_WHAT IS BEING ASKED_: Although the entries contain pictures, only their text goes into the copy, set down exactly.

_DATA EXTRACTS_:
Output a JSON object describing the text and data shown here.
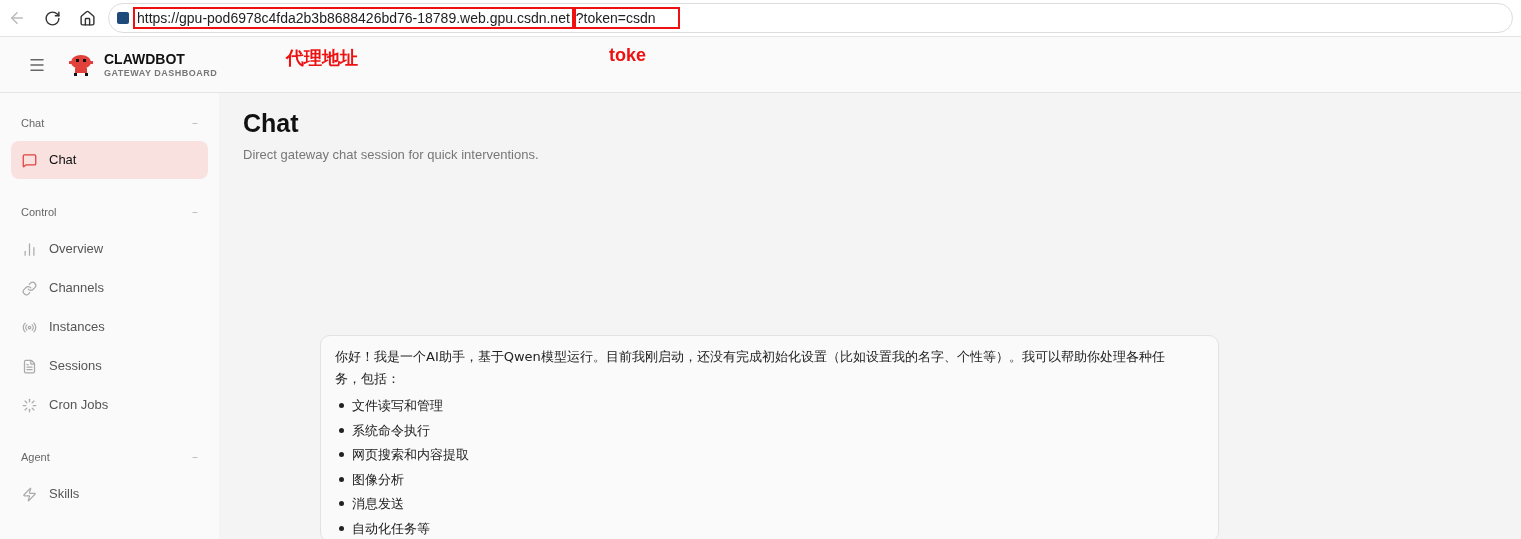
{
  "browser": {
    "url_host": "https://gpu-pod6978c4fda2b3b8688426bd76-18789.web.gpu.csdn.net",
    "url_query": "?token=csdn"
  },
  "annotations": [
    {
      "text": "代理地址"
    },
    {
      "text": "toke"
    }
  ],
  "app": {
    "brand": "CLAWDBOT",
    "subtitle": "GATEWAY DASHBOARD"
  },
  "sidebar": {
    "groups": [
      {
        "title": "Chat",
        "collapse": "−",
        "items": [
          {
            "label": "Chat",
            "selected": true
          }
        ]
      },
      {
        "title": "Control",
        "collapse": "−",
        "items": [
          {
            "label": "Overview",
            "selected": false
          },
          {
            "label": "Channels",
            "selected": false
          },
          {
            "label": "Instances",
            "selected": false
          },
          {
            "label": "Sessions",
            "selected": false
          },
          {
            "label": "Cron Jobs",
            "selected": false
          }
        ]
      },
      {
        "title": "Agent",
        "collapse": "−",
        "items": [
          {
            "label": "Skills",
            "selected": false
          }
        ]
      }
    ]
  },
  "page": {
    "title": "Chat",
    "subtitle": "Direct gateway chat session for quick interventions."
  },
  "message": {
    "intro": "你好！我是一个AI助手，基于Qwen模型运行。目前我刚启动，还没有完成初始化设置（比如设置我的名字、个性等）。我可以帮助你处理各种任务，包括：",
    "items": [
      "文件读写和管理",
      "系统命令执行",
      "网页搜索和内容提取",
      "图像分析",
      "消息发送",
      "自动化任务等"
    ]
  }
}
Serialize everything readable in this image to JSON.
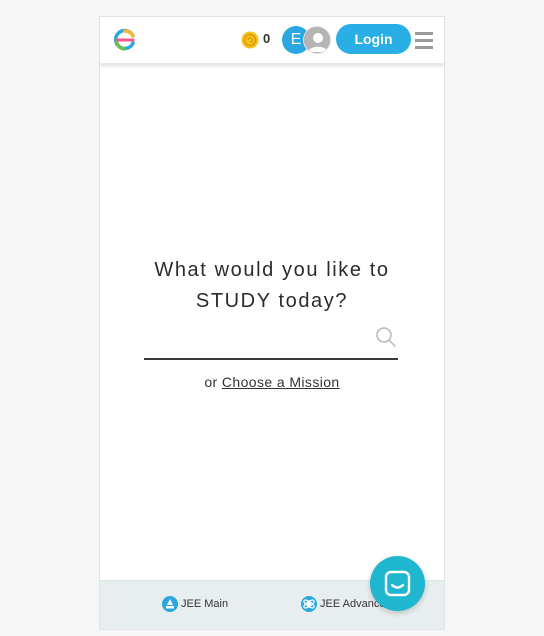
{
  "header": {
    "logo_icon": "embibe-logo-icon",
    "coin_icon": "coin-icon",
    "coins": "0",
    "avatar_letter": "E",
    "user_icon": "user-avatar-icon",
    "login_label": "Login",
    "menu_icon": "hamburger-menu-icon"
  },
  "main": {
    "prompt_line1": "What would you like to",
    "prompt_line2": "STUDY today?",
    "search": {
      "value": "",
      "placeholder": "",
      "icon": "search-icon"
    },
    "mission_prefix": "or",
    "mission_link": "Choose a Mission"
  },
  "bottom_nav": {
    "items": [
      {
        "label": "JEE Main",
        "icon": "jee-main-icon"
      },
      {
        "label": "JEE Advanced",
        "icon": "jee-advanced-icon"
      }
    ]
  },
  "chat": {
    "icon": "chat-icon"
  },
  "colors": {
    "accent": "#29aee6",
    "chat": "#1fb6cf",
    "nav_bg": "#e8eeef"
  }
}
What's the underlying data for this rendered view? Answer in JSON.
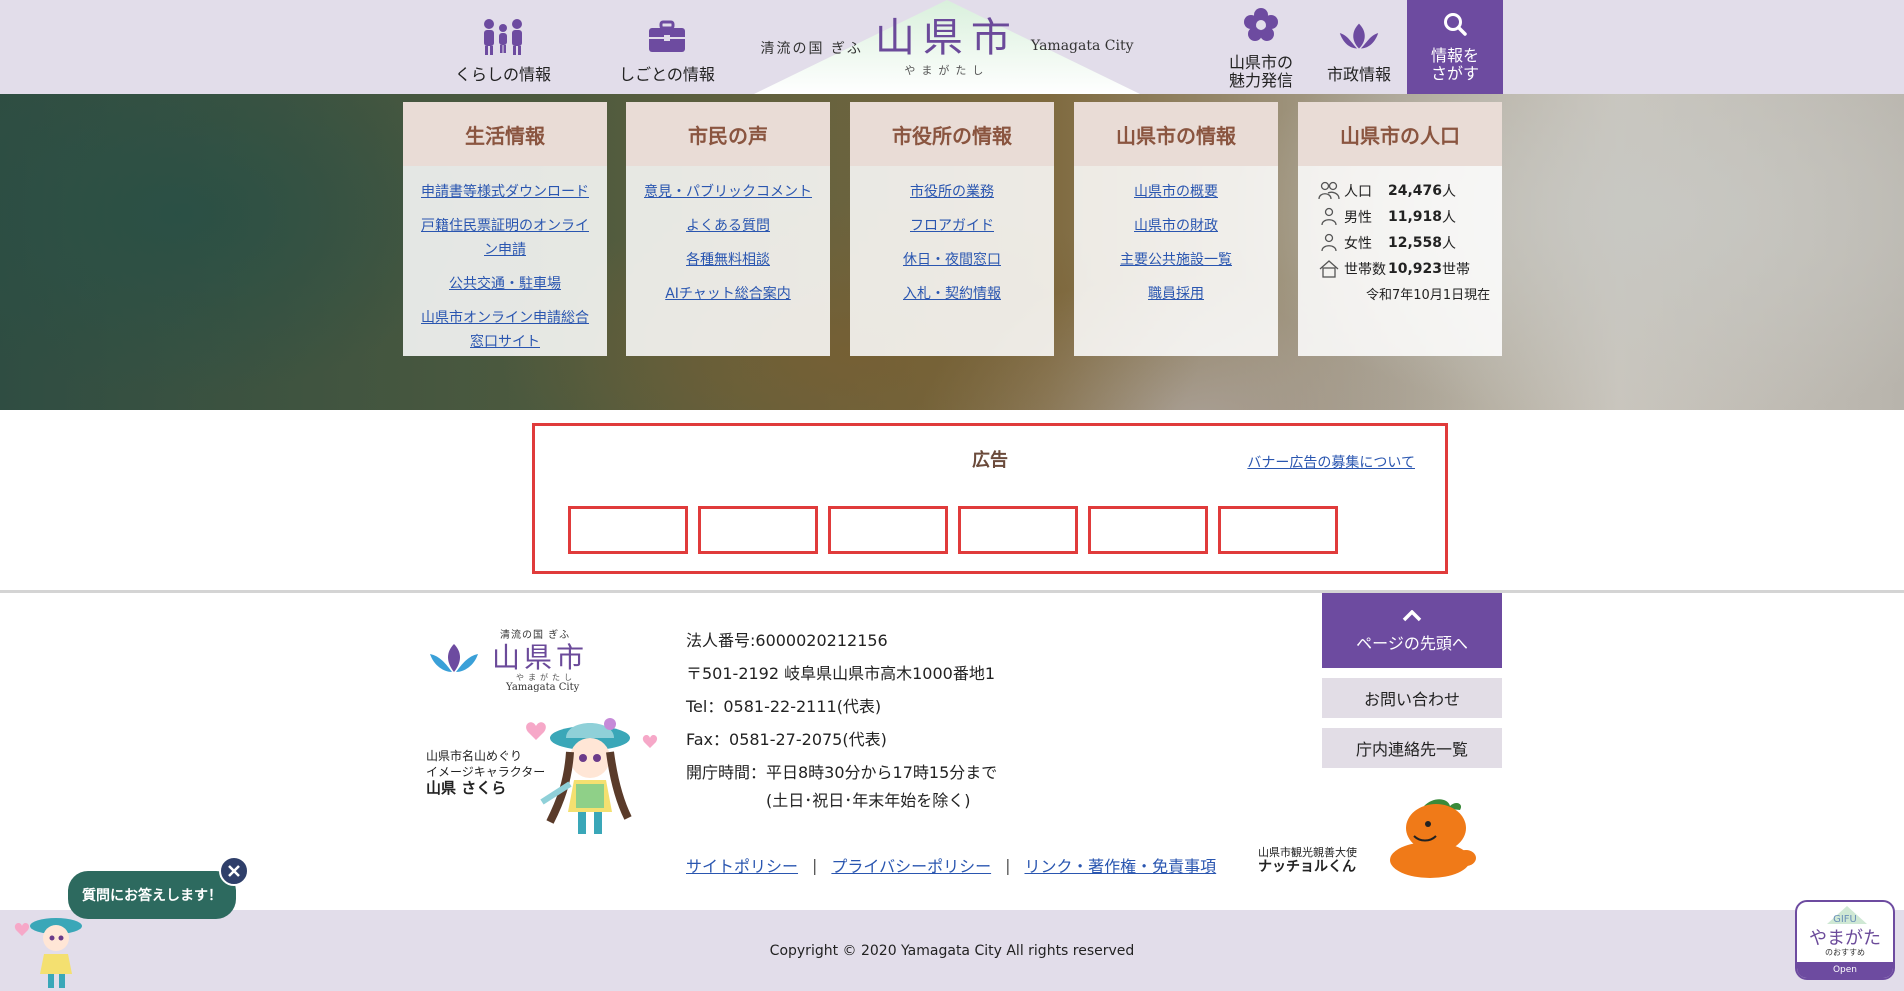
{
  "header": {
    "nav_left": [
      {
        "label": "くらしの情報",
        "icon": "people-icon"
      },
      {
        "label": "しごとの情報",
        "icon": "briefcase-icon"
      }
    ],
    "logo": {
      "tagline": "清流の国 ぎふ",
      "name": "山県市",
      "kana": "やまがたし",
      "english": "Yamagata City"
    },
    "nav_right": [
      {
        "label_line1": "山県市の",
        "label_line2": "魅力発信",
        "icon": "flower-icon"
      },
      {
        "label_line1": "市政情報",
        "label_line2": "",
        "icon": "city-emblem-icon"
      }
    ],
    "search": {
      "line1": "情報を",
      "line2": "さがす",
      "icon": "search-icon"
    }
  },
  "cards": [
    {
      "title": "生活情報",
      "links": [
        "申請書等様式ダウンロード",
        "戸籍住民票証明のオンライン申請",
        "公共交通・駐車場",
        "山県市オンライン申請総合窓口サイト"
      ]
    },
    {
      "title": "市民の声",
      "links": [
        "意見・パブリックコメント",
        "よくある質問",
        "各種無料相談",
        "AIチャット総合案内"
      ]
    },
    {
      "title": "市役所の情報",
      "links": [
        "市役所の業務",
        "フロアガイド",
        "休日・夜間窓口",
        "入札・契約情報"
      ]
    },
    {
      "title": "山県市の情報",
      "links": [
        "山県市の概要",
        "山県市の財政",
        "主要公共施設一覧",
        "職員採用"
      ]
    }
  ],
  "population": {
    "title": "山県市の人口",
    "rows": [
      {
        "label": "人口",
        "value": "24,476",
        "unit": "人"
      },
      {
        "label": "男性",
        "value": "11,918",
        "unit": "人"
      },
      {
        "label": "女性",
        "value": "12,558",
        "unit": "人"
      },
      {
        "label": "世帯数",
        "value": "10,923",
        "unit": "世帯"
      }
    ],
    "date": "令和7年10月1日現在"
  },
  "ad": {
    "title": "広告",
    "link": "バナー広告の募集について"
  },
  "footer": {
    "logo": {
      "tagline": "清流の国 ぎふ",
      "name": "山県市",
      "kana": "やまがたし",
      "english": "Yamagata City"
    },
    "character_caption": {
      "line1": "山県市名山めぐり",
      "line2": "イメージキャラクター",
      "name": "山県 さくら"
    },
    "corp_number": "法人番号:6000020212156",
    "address": "〒501-2192 岐阜県山県市高木1000番地1",
    "tel": "Tel：0581-22-2111(代表)",
    "fax": "Fax：0581-27-2075(代表)",
    "hours": "開庁時間：平日8時30分から17時15分まで",
    "hours_note": "(土日･祝日･年末年始を除く)",
    "links": [
      "サイトポリシー",
      "プライバシーポリシー",
      "リンク・著作権・免責事項"
    ],
    "page_top": "ページの先頭へ",
    "contact": "お問い合わせ",
    "directory": "庁内連絡先一覧",
    "ambassador_caption": {
      "line1": "山県市観光親善大使",
      "name": "ナッチョルくん"
    },
    "copyright": "Copyright © 2020 Yamagata City All rights reserved"
  },
  "chat": {
    "bubble": "質問にお答えします！"
  },
  "gifu_badge": {
    "line1": "GIFU",
    "line2": "やまがた",
    "line3": "のおすすめ",
    "open": "Open"
  },
  "colors": {
    "brand_purple": "#6d4ba0",
    "header_bg": "#e2ddea",
    "card_head": "#e9dcd6",
    "ad_border": "#e03b3b",
    "link": "#2a56b0"
  }
}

_OUTPUT FOR THIS TASK_:
Output a JSON object describing the text and data shown here.
{
  "browser": {
    "url_host": "https://gpu-pod6978c4fda2b3b8688426bd76-18789.web.gpu.csdn.net",
    "url_query": "?token=csdn"
  },
  "annotations": [
    {
      "text": "代理地址"
    },
    {
      "text": "toke"
    }
  ],
  "app": {
    "brand": "CLAWDBOT",
    "subtitle": "GATEWAY DASHBOARD"
  },
  "sidebar": {
    "groups": [
      {
        "title": "Chat",
        "collapse": "−",
        "items": [
          {
            "label": "Chat",
            "selected": true
          }
        ]
      },
      {
        "title": "Control",
        "collapse": "−",
        "items": [
          {
            "label": "Overview",
            "selected": false
          },
          {
            "label": "Channels",
            "selected": false
          },
          {
            "label": "Instances",
            "selected": false
          },
          {
            "label": "Sessions",
            "selected": false
          },
          {
            "label": "Cron Jobs",
            "selected": false
          }
        ]
      },
      {
        "title": "Agent",
        "collapse": "−",
        "items": [
          {
            "label": "Skills",
            "selected": false
          }
        ]
      }
    ]
  },
  "page": {
    "title": "Chat",
    "subtitle": "Direct gateway chat session for quick interventions."
  },
  "message": {
    "intro": "你好！我是一个AI助手，基于Qwen模型运行。目前我刚启动，还没有完成初始化设置（比如设置我的名字、个性等）。我可以帮助你处理各种任务，包括：",
    "items": [
      "文件读写和管理",
      "系统命令执行",
      "网页搜索和内容提取",
      "图像分析",
      "消息发送",
      "自动化任务等"
    ]
  }
}
Serialize everything readable in this image to JSON.
{
  "header": {
    "logo_icon": "embibe-logo-icon",
    "coin_icon": "coin-icon",
    "coins": "0",
    "avatar_letter": "E",
    "user_icon": "user-avatar-icon",
    "login_label": "Login",
    "menu_icon": "hamburger-menu-icon"
  },
  "main": {
    "prompt_line1": "What would you like to",
    "prompt_line2": "STUDY today?",
    "search": {
      "value": "",
      "placeholder": "",
      "icon": "search-icon"
    },
    "mission_prefix": "or",
    "mission_link": "Choose a Mission"
  },
  "bottom_nav": {
    "items": [
      {
        "label": "JEE Main",
        "icon": "jee-main-icon"
      },
      {
        "label": "JEE Advanced",
        "icon": "jee-advanced-icon"
      }
    ]
  },
  "chat": {
    "icon": "chat-icon"
  },
  "colors": {
    "accent": "#29aee6",
    "chat": "#1fb6cf",
    "nav_bg": "#e8eeef"
  }
}
What's the underlying data for this rendered view? Answer in JSON.
{
  "header": {
    "nav_left": [
      {
        "label": "くらしの情報",
        "icon": "people-icon"
      },
      {
        "label": "しごとの情報",
        "icon": "briefcase-icon"
      }
    ],
    "logo": {
      "tagline": "清流の国 ぎふ",
      "name": "山県市",
      "kana": "やまがたし",
      "english": "Yamagata City"
    },
    "nav_right": [
      {
        "label_line1": "山県市の",
        "label_line2": "魅力発信",
        "icon": "flower-icon"
      },
      {
        "label_line1": "市政情報",
        "label_line2": "",
        "icon": "city-emblem-icon"
      }
    ],
    "search": {
      "line1": "情報を",
      "line2": "さがす",
      "icon": "search-icon"
    }
  },
  "cards": [
    {
      "title": "生活情報",
      "links": [
        "申請書等様式ダウンロード",
        "戸籍住民票証明のオンライン申請",
        "公共交通・駐車場",
        "山県市オンライン申請総合窓口サイト"
      ]
    },
    {
      "title": "市民の声",
      "links": [
        "意見・パブリックコメント",
        "よくある質問",
        "各種無料相談",
        "AIチャット総合案内"
      ]
    },
    {
      "title": "市役所の情報",
      "links": [
        "市役所の業務",
        "フロアガイド",
        "休日・夜間窓口",
        "入札・契約情報"
      ]
    },
    {
      "title": "山県市の情報",
      "links": [
        "山県市の概要",
        "山県市の財政",
        "主要公共施設一覧",
        "職員採用"
      ]
    }
  ],
  "population": {
    "title": "山県市の人口",
    "rows": [
      {
        "label": "人口",
        "value": "24,476",
        "unit": "人"
      },
      {
        "label": "男性",
        "value": "11,918",
        "unit": "人"
      },
      {
        "label": "女性",
        "value": "12,558",
        "unit": "人"
      },
      {
        "label": "世帯数",
        "value": "10,923",
        "unit": "世帯"
      }
    ],
    "date": "令和7年10月1日現在"
  },
  "ad": {
    "title": "広告",
    "link": "バナー広告の募集について"
  },
  "footer": {
    "logo": {
      "tagline": "清流の国 ぎふ",
      "name": "山県市",
      "kana": "やまがたし",
      "english": "Yamagata City"
    },
    "character_caption": {
      "line1": "山県市名山めぐり",
      "line2": "イメージキャラクター",
      "name": "山県 さくら"
    },
    "corp_number": "法人番号:6000020212156",
    "address": "〒501-2192 岐阜県山県市高木1000番地1",
    "tel": "Tel：0581-22-2111(代表)",
    "fax": "Fax：0581-27-2075(代表)",
    "hours": "開庁時間：平日8時30分から17時15分まで",
    "hours_note": "(土日･祝日･年末年始を除く)",
    "links": [
      "サイトポリシー",
      "プライバシーポリシー",
      "リンク・著作権・免責事項"
    ],
    "page_top": "ページの先頭へ",
    "contact": "お問い合わせ",
    "directory": "庁内連絡先一覧",
    "ambassador_caption": {
      "line1": "山県市観光親善大使",
      "name": "ナッチョルくん"
    },
    "copyright": "Copyright © 2020 Yamagata City All rights reserved"
  },
  "chat": {
    "bubble": "質問にお答えします！"
  },
  "gifu_badge": {
    "line1": "GIFU",
    "line2": "やまがた",
    "line3": "のおすすめ",
    "open": "Open"
  },
  "colors": {
    "brand_purple": "#6d4ba0",
    "header_bg": "#e2ddea",
    "card_head": "#e9dcd6",
    "ad_border": "#e03b3b",
    "link": "#2a56b0"
  }
}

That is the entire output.